Thursday, July 24, 2014

Sleeping Thru Class

Researchers have finally proven what every parent has always known: children who do not get enough sleep do not learn as well as those students who've had a good night's rest. Furthermore their research shows that naps just don't cut it. What students really need for peak performance is a solid eight to ten hours of high REM sleep.

With researchers characterizing America's childhood sleep depravation a crisis the White House leapt into action. Obama has directed the Education Department to craft a pilot plan to expand some existing schools to create public boarding schools and is redirecting funds to provide grants to kick-start these efforts.
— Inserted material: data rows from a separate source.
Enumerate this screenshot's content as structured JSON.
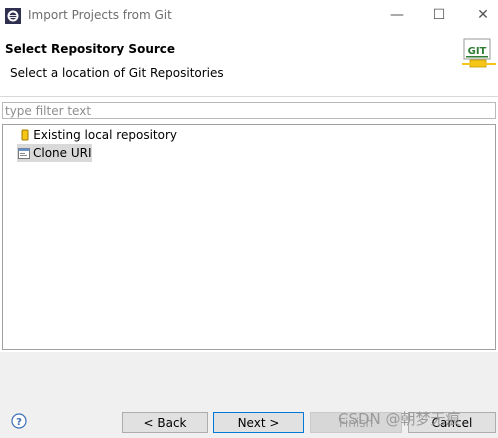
{
  "window": {
    "title": "Import Projects from Git",
    "minimize_glyph": "—",
    "maximize_glyph": "☐",
    "close_glyph": "✕"
  },
  "banner": {
    "title": "Select Repository Source",
    "description": "Select a location of Git Repositories",
    "logo_text": "GIT"
  },
  "filter": {
    "placeholder": "type filter text",
    "value": ""
  },
  "tree": {
    "items": [
      {
        "label": "Existing local repository",
        "icon": "repository-icon",
        "selected": false
      },
      {
        "label": "Clone URI",
        "icon": "clone-uri-icon",
        "selected": true
      }
    ]
  },
  "buttons": {
    "help_icon": "help-icon",
    "back": "< Back",
    "next": "Next >",
    "finish": "Finish",
    "cancel": "Cancel"
  },
  "watermark": "CSDN @朝梦无痕",
  "colors": {
    "accent": "#0078d7",
    "selection": "#d9d9d9",
    "footer_bg": "#f0f0f0",
    "git_logo_green": "#2e7d32",
    "git_logo_yellow": "#f5c518"
  }
}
The grants are expected to cover all startup costs and increased operational costs for the first three years and while the money will originate with the federal Department it will be allocated by each state's Department of Education.

Initially these schools are expected to operate where identified need is greatest but a spokesman for Arne Duncan made it clear that "this affects more than just traditional at-risk children--this is an issue that cuts across all segments of America," adding "we expect these programs to take hold throughout each and every state." Further comments indicate that the DOE sees this program as imperative to fostering a well educated population that can support civic engagement and become productive members of society who can actively engage in our democratic society.
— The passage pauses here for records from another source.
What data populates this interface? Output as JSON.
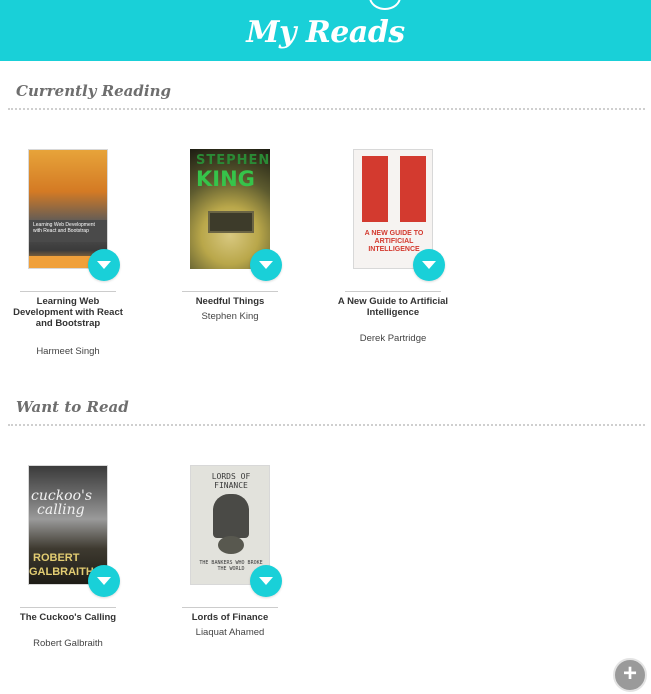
{
  "header": {
    "title": "My Reads"
  },
  "shelves": [
    {
      "title": "Currently Reading",
      "books": [
        {
          "title": "Learning Web Development with React and Bootstrap",
          "authors": "Harmeet Singh",
          "cover_text": "Learning Web Development with React and Bootstrap"
        },
        {
          "title": "Needful Things",
          "authors": "Stephen King",
          "cover_text_1": "STEPHEN",
          "cover_text_2": "KING"
        },
        {
          "title": "A New Guide to Artificial Intelligence",
          "authors": "Derek Partridge",
          "cover_text": "A NEW GUIDE TO ARTIFICIAL INTELLIGENCE"
        }
      ]
    },
    {
      "title": "Want to Read",
      "books": [
        {
          "title": "The Cuckoo's Calling",
          "authors": "Robert Galbraith",
          "cover_text_1": "cuckoo's",
          "cover_text_2": "calling",
          "cover_text_3": "ROBERT",
          "cover_text_4": "GALBRAITH"
        },
        {
          "title": "Lords of Finance",
          "authors": "Liaquat Ahamed",
          "cover_text": "LORDS OF FINANCE",
          "cover_text_2": "THE BANKERS WHO BROKE THE WORLD"
        }
      ]
    }
  ],
  "actions": {
    "add_label": "+"
  },
  "colors": {
    "accent": "#19d0d8",
    "header_text": "#ffffff",
    "shelf_title": "#6e6e6e"
  },
  "icons": {
    "shelf_changer": "triangle-down-icon",
    "add": "plus-icon"
  }
}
When asked how this might impact parents the spokesman replied "parents are welcome at all school events that are open to the public and will certainly maintain visitation at most holidays and key events like birthdays. Furthermore all religious events, like confirmations and bar mitzvahs will be held offsite with parents attending by invitation." He made it clear that this was in the best interests of the student and well within the purview of public schools in America: "when we find children being abused we protect them, when hungry we feed them and when they come to use too tired to learn we will take them in and ensure they have adequate rest. That's what public schools are for."

Supporters of the program tout the educational advantages and point out that there is no cost to the participating schools and suggest that local systems would be foolish to walk away from Federal grant money. Though few in number some outspoken critics see this as an unnecessary expansion that will overburden public schools that are already taxed to the limit.